Dreyfus claims that the plausibility of the psychological assumption rests on two others: the epistemological and ontological assumptions. The epistemological assumption is that all activity (either by animate or inanimate objects) can be formalised (mathematically) in the form of predictive rules or laws. The ontological assumption is that reality consists entirely of a set of mutually independent, atomic (indivisible) facts. It's because of the epistemological assumption that workers in the field argue that intelligence is the same as formal rule-following, and it's because of the ontological one that they argue that human knowledge consists entirely of internal representations of reality.

On the basis of these two assumptions, workers in the field claim that cognition is the manipulation of internal symbols by internal rules, and that, therefore, human behaviour is, to a large extent, context free (see contextualism). Therefore a truly scientific psychology is possible, which will detail the 'internal' rules of the human mind, in the same way the laws of physics detail the 'external' laws of the physical world. But it is this key assumption that Dreyfus denies. In other words, he argues that we cannot now (and never will) be able to understand our own behavior in the same way as we understand objects in, for example, physics or chemistry: that is, by considering ourselves as things whose behaviour can be predicted via 'objective', context free scientific laws. According to Dreyfus, a context free psychology is a contradiction in terms.

Dreyfus's arguments against this position are taken from the phenomenological and hermeneutical tradition (especially the work of Martin Heidegger). Heidegger argued that, contrary to the cognitivist views on which AI is based, our being is in fact highly context bound, which is why the two context-free assumptions are false. Dreyfus doesn't deny that we can choose to see human (or any) activity as being 'law governed', in the same way that we can choose to see reality as consisting of indivisible atomic facts...if we wish. But it is a huge leap from that to state that because we want to or can see things in this way that it is therefore an objective fact that they are the case. In fact, Dreyfus argues that they are not (necessarily) the case, and that, therefore, any research program that assumes they are will quickly run into profound theoretical and practical problems. Therefore the current efforts of workers in the field are doomed to failure.

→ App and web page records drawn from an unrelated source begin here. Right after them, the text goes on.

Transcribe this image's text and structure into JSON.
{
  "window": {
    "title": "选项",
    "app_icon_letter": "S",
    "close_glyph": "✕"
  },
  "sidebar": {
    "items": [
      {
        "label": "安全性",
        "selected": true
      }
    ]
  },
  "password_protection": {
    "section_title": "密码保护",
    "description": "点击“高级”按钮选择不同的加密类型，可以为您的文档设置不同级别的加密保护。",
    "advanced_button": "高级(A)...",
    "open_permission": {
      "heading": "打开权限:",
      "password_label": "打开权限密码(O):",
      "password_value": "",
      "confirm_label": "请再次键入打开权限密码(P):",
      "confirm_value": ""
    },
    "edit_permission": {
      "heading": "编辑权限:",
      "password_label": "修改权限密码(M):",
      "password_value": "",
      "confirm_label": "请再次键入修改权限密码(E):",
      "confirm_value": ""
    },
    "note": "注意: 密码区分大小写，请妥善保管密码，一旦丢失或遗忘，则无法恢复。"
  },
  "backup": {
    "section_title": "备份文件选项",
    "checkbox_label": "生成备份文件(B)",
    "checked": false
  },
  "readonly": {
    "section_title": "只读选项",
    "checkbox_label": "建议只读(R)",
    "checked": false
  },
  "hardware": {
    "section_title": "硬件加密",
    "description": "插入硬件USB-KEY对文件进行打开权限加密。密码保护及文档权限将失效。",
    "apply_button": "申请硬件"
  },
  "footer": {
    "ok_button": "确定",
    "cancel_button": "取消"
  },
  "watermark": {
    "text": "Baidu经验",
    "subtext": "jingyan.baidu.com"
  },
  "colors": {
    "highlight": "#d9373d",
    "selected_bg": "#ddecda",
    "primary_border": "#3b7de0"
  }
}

Given that Dreyfus has a reputation as a Luddite in some quarters, it's important to emphasize that he doesn't believe that AI is fundamentally impossible; only that the current research program is fatally flawed. Instead he argues that to get a device (or devices) with human-like intelligence would require them to have a human-like being-in-the-world, which would require them to have bodies more or less like ours, and social acculturation (i.e. a society) more or less like ours. (This view is shared by psychologists in the embodied psychology (Lakoff and Johnson 1999) and distributed cognition traditions. His opinions are similar to those of robotics researchers such as Rodney Brooks as well as researchers in the field of artificial life.)

Daniel Crevier writes: "time has proven the accuracy and perceptiveness of some of Dreyfus's comments. Had he formulated them less aggressively, constructive actions they suggested might have been taken much earlier."

Webcasting Philosophy

When UC Berkeley and Apple began making a selected number of lecture classes freely available to the public as podcasts beginning around 2006, a recording of Dreyfus teaching a course called "Man, God, and Society in Western Literature - From Gods to God and Back" rose to 58th most popular webcast on iTunes.[1] These webcasts have attracted the attention of many, including non-academics, to Dreyfus and his subject area. [2][edit] Achievements

Erasmus University awarded Dreyfus an honorary doctorate "for his brilliant and highly influential work in the field of artificial intelligence, and for his equally outstanding contributions to the analysis and interpretation of twentieth century continental philosophy".

Dreyfus is said to have been the inspiration for the character Professor Hubert J. Farnsworth (aka. The Professor) of the television cartoon series Futurama.